__Work task__
Print all the records exactly, please.
Dataset records below:
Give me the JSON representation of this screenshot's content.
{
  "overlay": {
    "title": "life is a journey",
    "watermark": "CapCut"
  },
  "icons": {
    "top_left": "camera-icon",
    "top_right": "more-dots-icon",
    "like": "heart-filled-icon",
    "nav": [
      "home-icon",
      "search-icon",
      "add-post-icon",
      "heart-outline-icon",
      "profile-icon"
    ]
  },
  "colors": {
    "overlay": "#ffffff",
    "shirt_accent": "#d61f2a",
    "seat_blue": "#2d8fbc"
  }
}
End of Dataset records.
__Task answer__
Give me the JSON representation of this screenshot's content.
{
  "overlay": {
    "title": "life is a journey",
    "watermark": "CapCut"
  },
  "icons": {
    "top_left": "camera-icon",
    "top_right": "more-dots-icon",
    "like": "heart-filled-icon",
    "nav": [
      "home-icon",
      "search-icon",
      "add-post-icon",
      "heart-outline-icon",
      "profile-icon"
    ]
  },
  "colors": {
    "overlay": "#ffffff",
    "shirt_accent": "#d61f2a",
    "seat_blue": "#2d8fbc"
  }
}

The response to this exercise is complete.